Once Christianity became legal in the Roman Empire in 313 AD, the Church embraced the Roman system of law and imperial order to help govern a growing and soon-to-be worldwide religion. Hence, the designation of local pastors and parishes, deans and deaneries, bishops and dioceses, and so on often resembles the Roman model of the provincial delineation of authority.
All the deans of a diocese meet regularly with the local Bishop, who is considered the pastor of the diocese. A diocese is a geographical area, like a deanery, except that the borders are determined by the Vatican. Each bishop defines the area of deaneries and parishes since they fall within the boundaries of his jurisdiction.
Bishops are appointed by the pope and have authority over all the parishes, parochial schools, and associations (hospitals, nursing homes, and so on) that lie within their territory. The pope can send him a personal helper called an auxiliary bishop who can ordain and confirm but who has no power to govern outside of what he is specifically entrusted with by the local bishop. Bishops also have a vicar general and chancellor to help in the daily business of the diocese. There are also the College of Deans, the Board of Consulters, the Presbyteral Council, the Personnel Board, and the Finance Board which offer advice and counsel but have no deliberative authority of their own.
Several dioceses in a geographical region also comprise what is called a province, and that is led by the metropolitan archbishop of the nearest archdiocese.
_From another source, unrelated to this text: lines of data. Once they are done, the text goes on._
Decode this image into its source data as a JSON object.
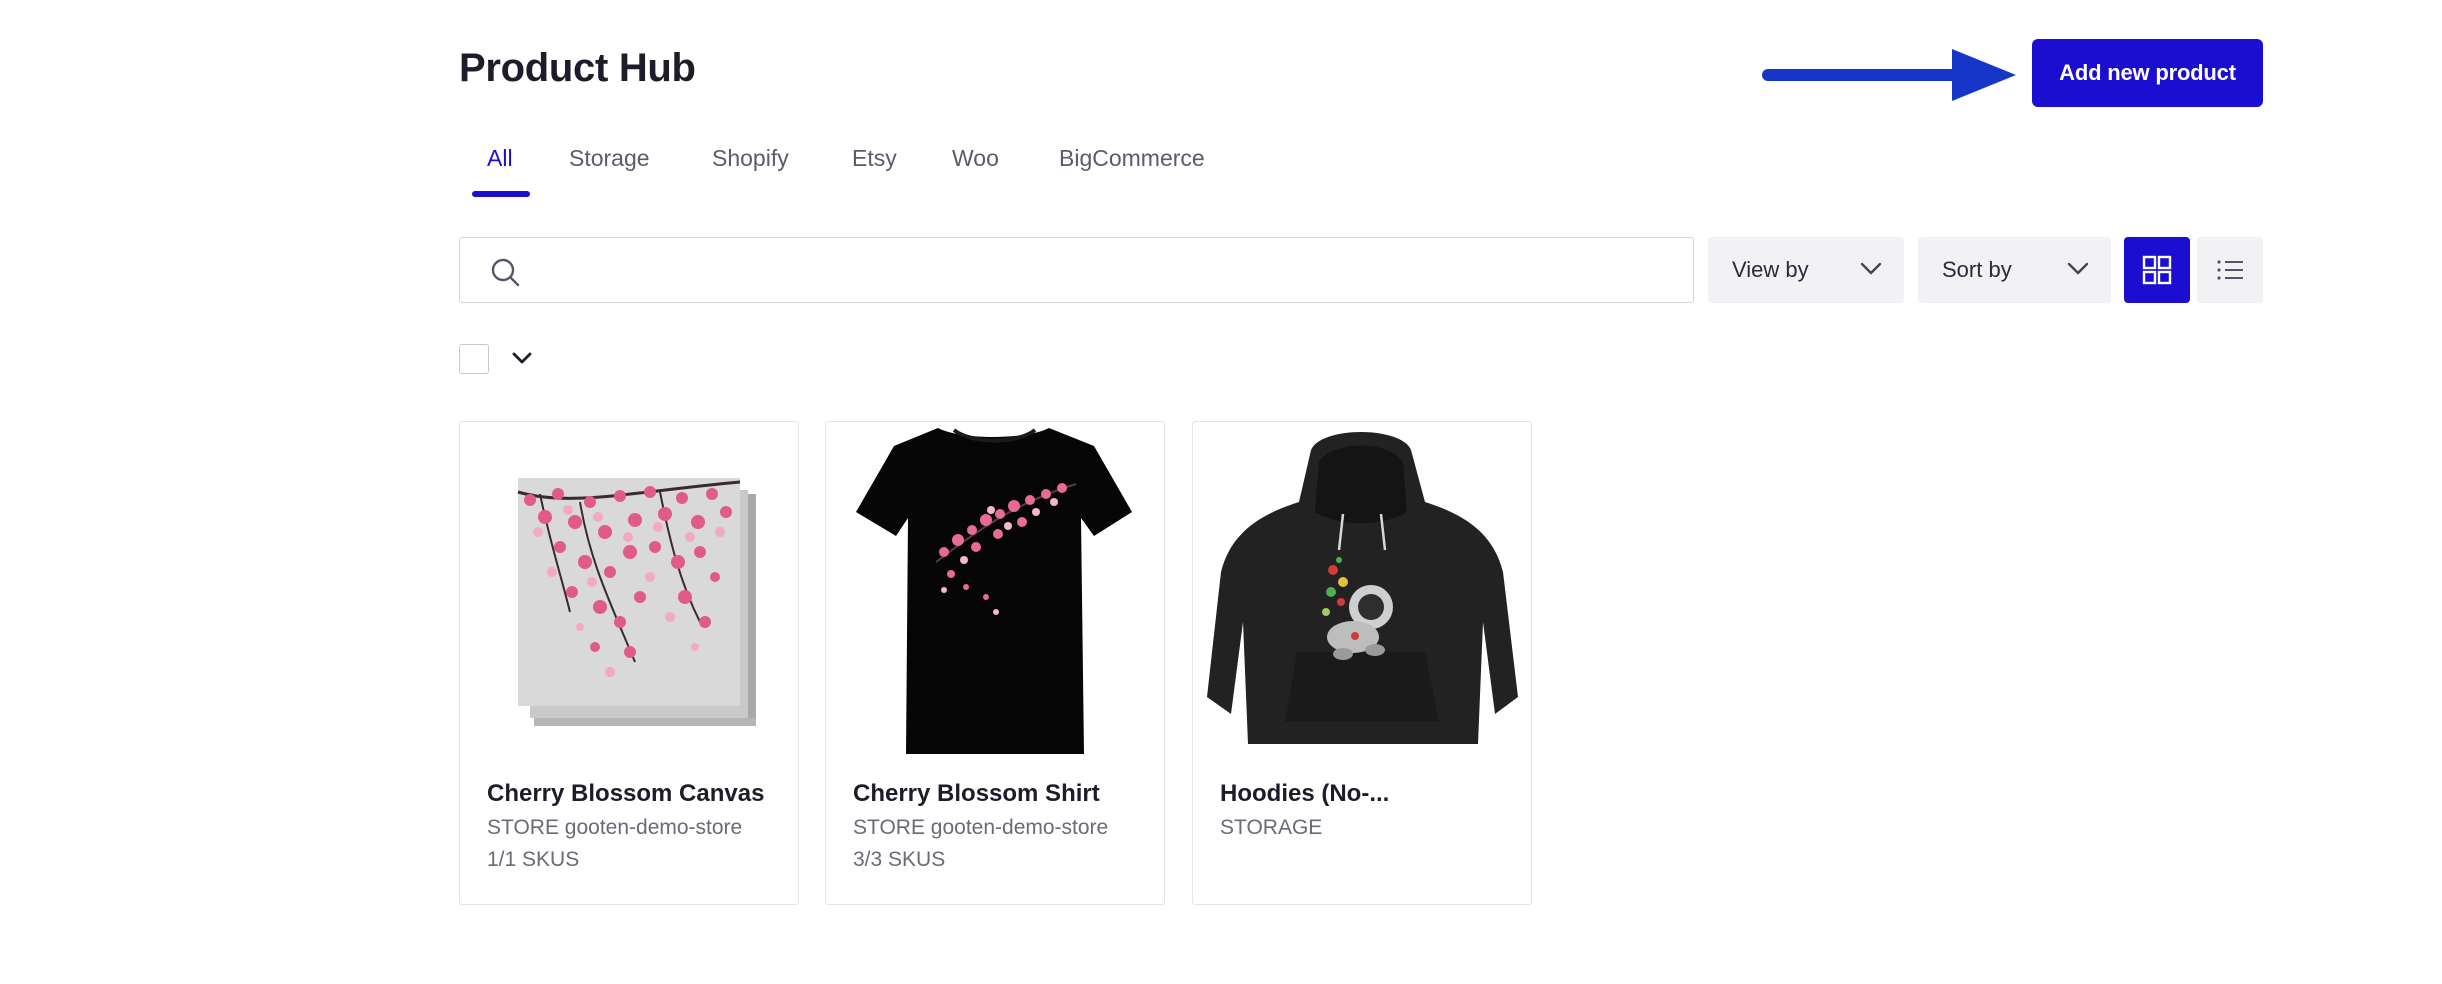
{
  "header": {
    "title": "Product Hub",
    "add_button_label": "Add new product"
  },
  "tabs": [
    {
      "label": "All",
      "active": true
    },
    {
      "label": "Storage",
      "active": false
    },
    {
      "label": "Shopify",
      "active": false
    },
    {
      "label": "Etsy",
      "active": false
    },
    {
      "label": "Woo",
      "active": false
    },
    {
      "label": "BigCommerce",
      "active": false
    }
  ],
  "toolbar": {
    "search_placeholder": "",
    "view_by_label": "View by",
    "sort_by_label": "Sort by",
    "view_mode": "grid"
  },
  "products": [
    {
      "name": "Cherry Blossom Canvas",
      "store": "STORE gooten-demo-store",
      "skus": "1/1 SKUS",
      "image": "canvas-print"
    },
    {
      "name": "Cherry Blossom Shirt",
      "store": "STORE gooten-demo-store",
      "skus": "3/3 SKUS",
      "image": "black-tshirt"
    },
    {
      "name": "Hoodies (No-...",
      "store": "STORAGE",
      "skus": "",
      "image": "black-hoodie"
    }
  ],
  "colors": {
    "accent": "#1b0ed0",
    "arrow": "#1536c8",
    "secondary_bg": "#f2f2f5"
  }
}
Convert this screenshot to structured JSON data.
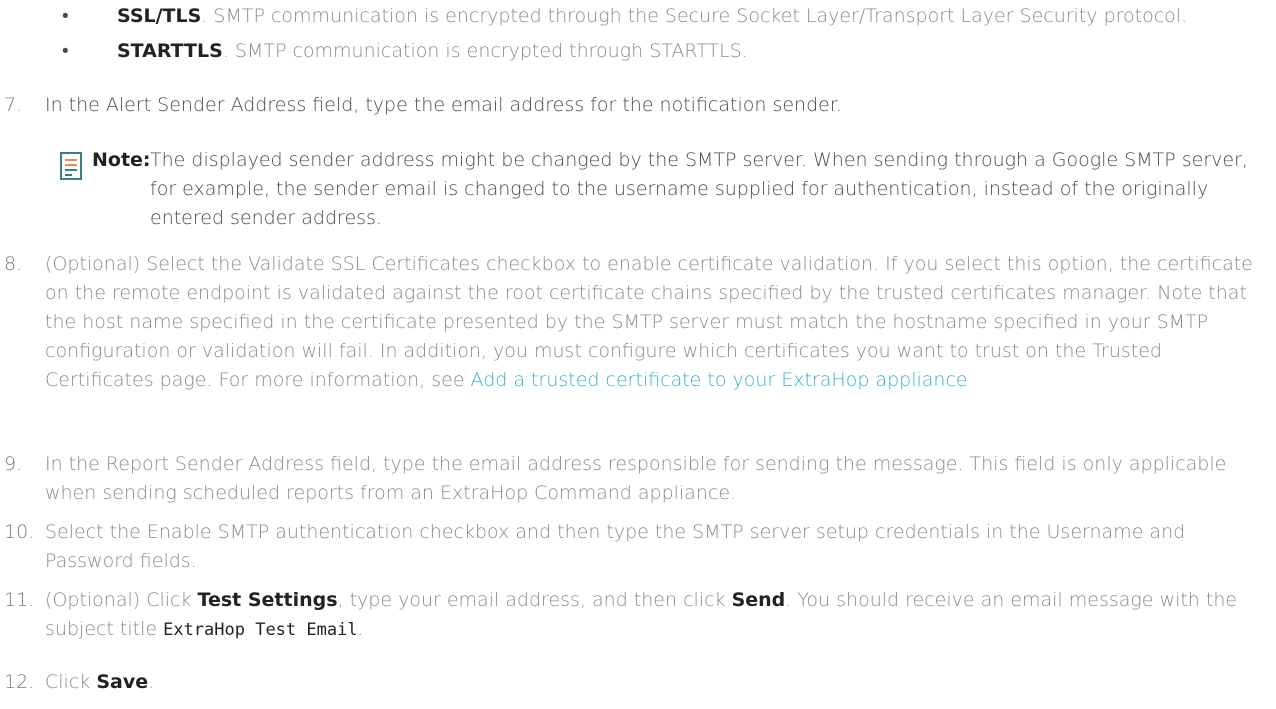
{
  "bullets": [
    {
      "marker": "•",
      "term": "SSL/TLS",
      "text": ". SMTP communication is encrypted through the Secure Socket Layer/Transport Layer Security protocol."
    },
    {
      "marker": "•",
      "term": "STARTTLS",
      "text": ". SMTP communication is encrypted through STARTTLS."
    }
  ],
  "steps": {
    "s7": {
      "num": "7.",
      "text": "In the Alert Sender Address field, type the email address for the notification sender."
    },
    "note": {
      "label": "Note:",
      "text": "The displayed sender address might be changed by the SMTP server. When sending through a Google SMTP server, for example, the sender email is changed to the username supplied for authentication, instead of the originally entered sender address."
    },
    "s8": {
      "num": "8.",
      "text": "(Optional) Select the Validate SSL Certificates checkbox to enable certificate validation. If you select this option, the certificate on the remote endpoint is validated against the root certificate chains specified by the trusted certificates manager. Note that the host name specified in the certificate presented by the SMTP server must match the hostname specified in your SMTP configuration or validation will fail. In addition, you must configure which certificates you want to trust on the Trusted Certificates page. For more information, see ",
      "link": "Add a trusted certificate to your ExtraHop appliance"
    },
    "s9": {
      "num": "9.",
      "text": "In the Report Sender Address field, type the email address responsible for sending the message. This field is only applicable when sending scheduled reports from an ExtraHop Command appliance."
    },
    "s10": {
      "num": "10.",
      "text": "Select the Enable SMTP authentication checkbox and then type the SMTP server setup credentials in the Username and Password fields."
    },
    "s11": {
      "num": "11.",
      "pre": "(Optional) Click ",
      "b1": "Test Settings",
      "mid": ", type your email address, and then click ",
      "b2": "Send",
      "post": ". You should receive an email message with the subject title ",
      "code": "ExtraHop Test Email",
      "end": "."
    },
    "s12": {
      "num": "12.",
      "pre": "Click ",
      "b": "Save",
      "end": "."
    }
  },
  "colors": {
    "link": "#3ab0c6",
    "text": "#4a4a4a",
    "note_icon_lines": "#f08a4b",
    "note_icon_frame": "#3a7c8c"
  }
}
Like the dean, who keeps an eye on the parishes in his deanery and reports any problems to the bishop, the metropolitan does not directly interfere with the regular business of the local bishops, but does intervene if one misbehaves, in which case the matter is reported to Rome. Every five years, the bishops of the same province go to Rome for the ad limina visit, which is an official meeting with the pope and each local bishop to explain how things are going. The bishops of a country or nation assemble once or twice a year in an episcopal conference to discuss areas of concern, to network with each other, and occasionally to issue some guidelines for their people; in the USA, this is the USCCB (United States Conference of Catholic Bishops).
Every nation has a personal representative of the pope who acts as the papal ambassador to that country, and his residence is the equivalent of a foreign embassy. Countries that do not have diplomatic relations with Vatican City have apostolic delegates that represent the pope to the head of state and to the local bishops of that country. Where there is diplomatic recognition (via treaty or concordat), the papal ambassador is called the apostolic nuncio, and his embassy is called the nunciature.
In addition to his diplomatic role with the national government, the nuncio also gathers names from which the pope selects bishops for that nation. He also reports any serious problems which need to be made known to the Holy Father.
The Vatican has various cardinals who help administrate the global and universal church. The curia and all the preceding elements of the hierarchy help in the governance of the Catholic Church.